I can’t believe we’re even having this conversation, but I suppose we need to have it to reason out what is right and what is just pragmatically stupid. There are already some interesting responses that have come to light, notably those noted below, which are reporting tools of distributed/streamed video quality by ISP:

These are a great way to call attention to the issue of net neutrality in a way that has direct impact to the user. And away we go…

UPDATE: Just to be clear, none of this means that I think we shouldn’t bother fighting for net neutrality. I feel quite the contrary, actually, and that we should fight for it just so we don’t have the experience anything like tiered web access other than speed. The hit to the economy is just unreasonable. What I am trying to express here is that I don’t necessarily agree with the doomsayers that the Internet’s utility will be diminished to almost nothing. The telcos are already throttling certain traffic as the above noted websites imply, and the recent ruling does compel the telcos to reveal what kind of traffic throttling they will be utilizing. Net neutrality is important to everyone, but we are nowhere near “all is lost.”

The Federalist: The Death of Expertise

The death of expertise is a rejection not only of knowledge, but of the ways in which we gain knowledge and learn about things. Fundamentally, it’s a rejection of science and rationality, which are the foundations of Western civilization itself. Yes, I said “Western civilization”: that paternalistic, racist, ethnocentric approach to knowledge that created the nuclear bomb, the Edsel, and New Coke, but which also keeps diabetics alive, lands mammoth airliners in the dark, and writes documents like the Charter of the United Nations.
The Federalist: The Death of Expertise

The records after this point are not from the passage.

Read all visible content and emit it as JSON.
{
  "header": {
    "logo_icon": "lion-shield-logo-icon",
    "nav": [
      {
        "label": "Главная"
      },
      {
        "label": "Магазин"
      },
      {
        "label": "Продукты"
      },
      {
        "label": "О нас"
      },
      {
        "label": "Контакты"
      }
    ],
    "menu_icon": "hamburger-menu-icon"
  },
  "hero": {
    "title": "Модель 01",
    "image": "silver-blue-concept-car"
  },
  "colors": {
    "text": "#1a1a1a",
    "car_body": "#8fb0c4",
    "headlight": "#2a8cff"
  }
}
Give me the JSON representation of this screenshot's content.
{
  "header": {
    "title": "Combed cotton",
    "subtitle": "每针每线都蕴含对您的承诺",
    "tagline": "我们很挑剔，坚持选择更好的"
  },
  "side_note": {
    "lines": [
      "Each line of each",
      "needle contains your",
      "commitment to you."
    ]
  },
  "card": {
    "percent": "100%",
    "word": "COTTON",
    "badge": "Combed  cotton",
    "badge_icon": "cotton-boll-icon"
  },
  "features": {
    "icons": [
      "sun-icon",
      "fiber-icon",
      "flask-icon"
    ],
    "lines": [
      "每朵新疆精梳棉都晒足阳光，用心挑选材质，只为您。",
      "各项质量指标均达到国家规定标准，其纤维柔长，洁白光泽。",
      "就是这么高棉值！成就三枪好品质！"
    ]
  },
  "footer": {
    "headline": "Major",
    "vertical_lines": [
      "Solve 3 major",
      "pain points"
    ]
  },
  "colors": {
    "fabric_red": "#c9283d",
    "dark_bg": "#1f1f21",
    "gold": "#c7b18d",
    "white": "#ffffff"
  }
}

About a year ago, I took a class that explored a number of issues related to this very topic, and I look forward to taking a similar class next year.